Zacks, J. M., Braver, T. S., Sheridan, M. A., Donaldson, D. I., Snyder, A. Z., Ollinger, J. M., Buckner, R. L., and Raichle, M. E. (2001). Human brain activity time-locked to perceptual event boundaries. Nat. Neurosci. 4, 651–655.
Keywords: natural behavior, temporal pole, theta, alpha, language, speech, BMI, BCI
Citation: Derix J, Iljina O, Schulze-Bonhage A, Aertsen A and Ball T (2012) “Doctor” or “darling”? Decoding the communication partner from ECoG of the anterior temporal lobe during non-experimental, real-life social interaction. Front. Hum. Neurosci. 6:251. doi: 10.3389/fnhum.2012.00251
Received: 03 February 2012; Accepted: 16 August 2012;
Published online: 05 September 2012.
Edited by:Kai Vogeley, University Hospital Cologne, Germany
Reviewed by:Eva K. Ritzl, The Johns Hopkins Hospital, USA
Mohamad Koubeissi, George Washington University, USA

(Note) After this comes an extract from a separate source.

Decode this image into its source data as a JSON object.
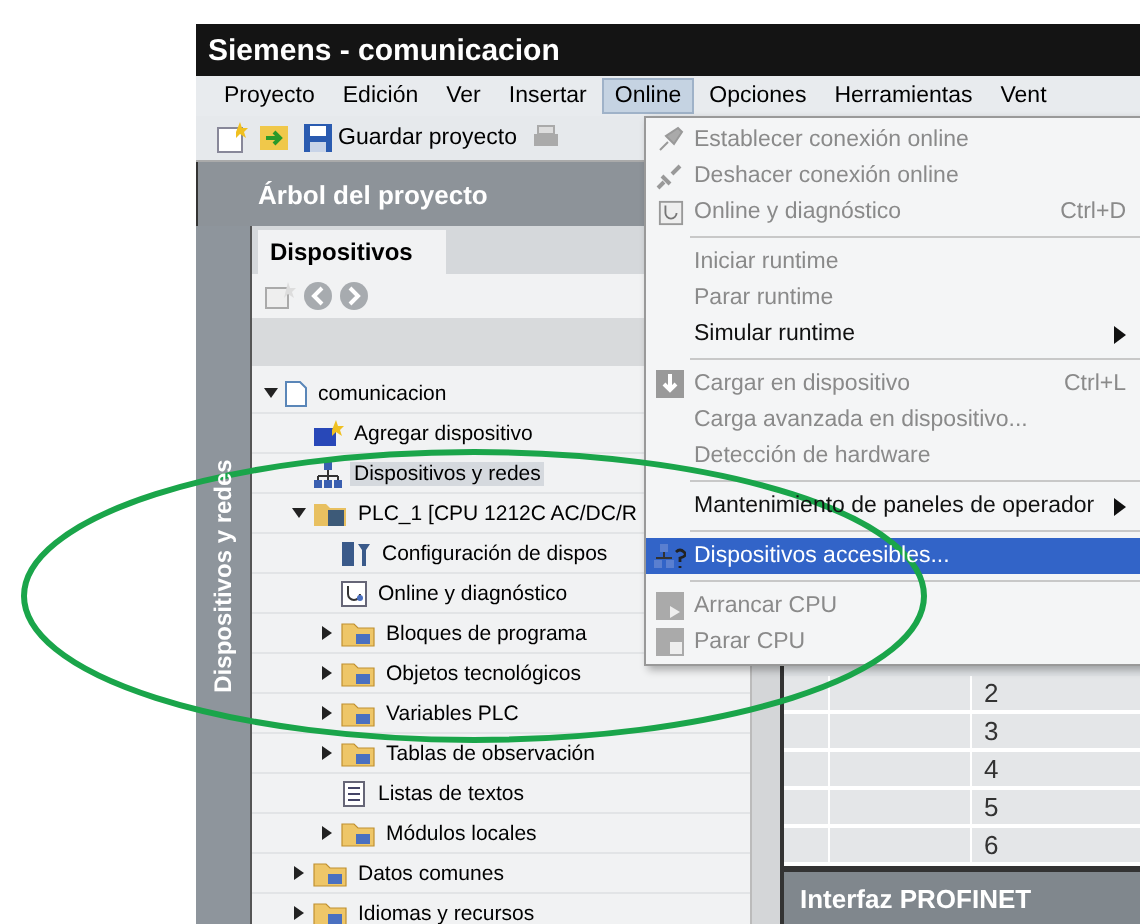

Copyright © 2012 Derix, Iljina, Schulze-Bonhage, Aertsen and Ball. This is an open-access article distributed under the terms of the Creative Commons Attribution License, which permits use, distribution and reproduction in other forums, provided the original authors and source are credited and subject to any copyright notices concerning any third-party graphics etc.
*Correspondence: Tonio Ball and Johanna Derix, Epilepsy Center, University Medical Center Freiburg, Engelbergerstr. 21, 79106 Freiburg, Germany. e-mail: email@example.com; firstname.lastname@example.org